What are the determinants of price elasticity of supply?
There are numerous factors that impact the price elasticity of supply including the number of producers, spare capacity, ease of switching, ease of storage, length of production period, time period of training, factor mobility, and how costs react.
What are the 7 determinants of supply?
Terms in this set (7)Cost of inputs. Cost of supplies needed to produce a good. … Productivity. Amount of work done or goods produced. … Technology. Addition of technology will increase production and supply.Number of sellers. … Taxes and subsidies. … Government regulations. … Expectations.
What are determinants of supply and demand?
Instead, this equation highlights the relationship between demand and its key factors. The quantity demanded (qD) is a function of five factors—price, buyer income, the price of related goods, consumer tastes, and any consumer expectations of future supply and price.
What are the determinants of individual demand?
5 key determinants of demand for products and servicesIncome. When an individual’s income rises, they can buy more expensive products or purchase the products they usually buy in a greater volume. … Price. … Expectations, tastes, and preferences. … Customer base. … Economic conditions.
What are the 5 factors that affect supply?
Supply will be determined by factors such as price, the number of suppliers, the state of technology, government subsidies, weather conditions and the availability of workers to produce the good.
What are the four determinants of supply?
changes in non-price factors that will cause an entire supply curve to shift (increasing or decreasing market supply); these include 1) the number of sellers in a market, 2) the level of technology used in a good’s production, 3) the prices of inputs used to produce a good, 4) the amount of government regulation, …
What defines supply?
Supply is a fundamental economic concept that describes the total amount of a specific good or service that is available to consumers.
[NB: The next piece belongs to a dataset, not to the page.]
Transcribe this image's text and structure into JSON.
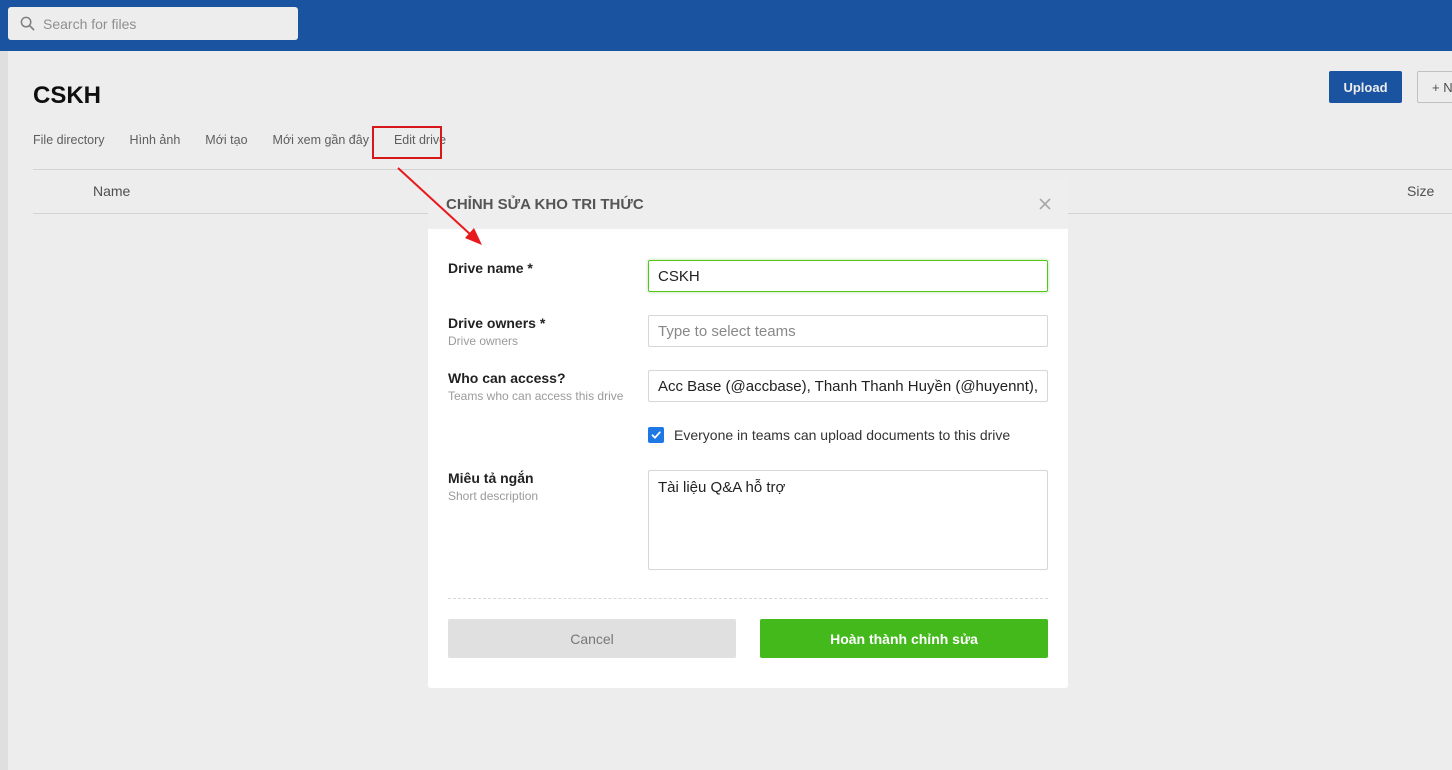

Supply can relate to the amount available at a specific price or the amount available across a range of prices if displayed on a graph.
What are the 7 factors that cause a change in supply?
ADVERTISEMENTS: The seven factors which affect the changes of supply are as follows: (i) Natural Conditions (ii) Technical Progress (iii) Change in Factor Prices (iv) Transport Improvements (v) Calamities (vi) Monopolies (vii) Fiscal Policy.
What are the main determinants of supply of a commodity?
Factors Affecting Supply:Price of the Commodity: Price is the most important factor influencing the supply of a commodity. … Seller’s Expectations about the Future Price: … Nature of Goods: … Natural Conditions: … Transport Conditions: … Cost of Production: … The State of Technology: … Government’s Policy: